Prompt
Keeping each line exactly as it is, output all of the records.

----

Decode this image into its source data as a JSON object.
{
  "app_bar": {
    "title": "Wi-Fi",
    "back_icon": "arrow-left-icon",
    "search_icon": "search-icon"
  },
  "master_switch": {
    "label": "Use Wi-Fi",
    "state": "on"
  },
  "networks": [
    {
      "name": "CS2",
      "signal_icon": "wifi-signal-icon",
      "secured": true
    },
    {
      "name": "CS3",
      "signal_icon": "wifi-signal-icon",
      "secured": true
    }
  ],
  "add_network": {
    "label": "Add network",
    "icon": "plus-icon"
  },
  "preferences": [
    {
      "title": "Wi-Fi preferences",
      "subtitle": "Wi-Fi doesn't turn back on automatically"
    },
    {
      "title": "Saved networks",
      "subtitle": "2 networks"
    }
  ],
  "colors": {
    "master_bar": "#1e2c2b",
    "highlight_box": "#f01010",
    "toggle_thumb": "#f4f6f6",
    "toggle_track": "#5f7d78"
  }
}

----

Answer section
Decode this image into its source data as a JSON object.
{
  "app_bar": {
    "title": "Wi-Fi",
    "back_icon": "arrow-left-icon",
    "search_icon": "search-icon"
  },
  "master_switch": {
    "label": "Use Wi-Fi",
    "state": "on"
  },
  "networks": [
    {
      "name": "CS2",
      "signal_icon": "wifi-signal-icon",
      "secured": true
    },
    {
      "name": "CS3",
      "signal_icon": "wifi-signal-icon",
      "secured": true
    }
  ],
  "add_network": {
    "label": "Add network",
    "icon": "plus-icon"
  },
  "preferences": [
    {
      "title": "Wi-Fi preferences",
      "subtitle": "Wi-Fi doesn't turn back on automatically"
    },
    {
      "title": "Saved networks",
      "subtitle": "2 networks"
    }
  ],
  "colors": {
    "master_bar": "#1e2c2b",
    "highlight_box": "#f01010",
    "toggle_thumb": "#f4f6f6",
    "toggle_track": "#5f7d78"
  }
}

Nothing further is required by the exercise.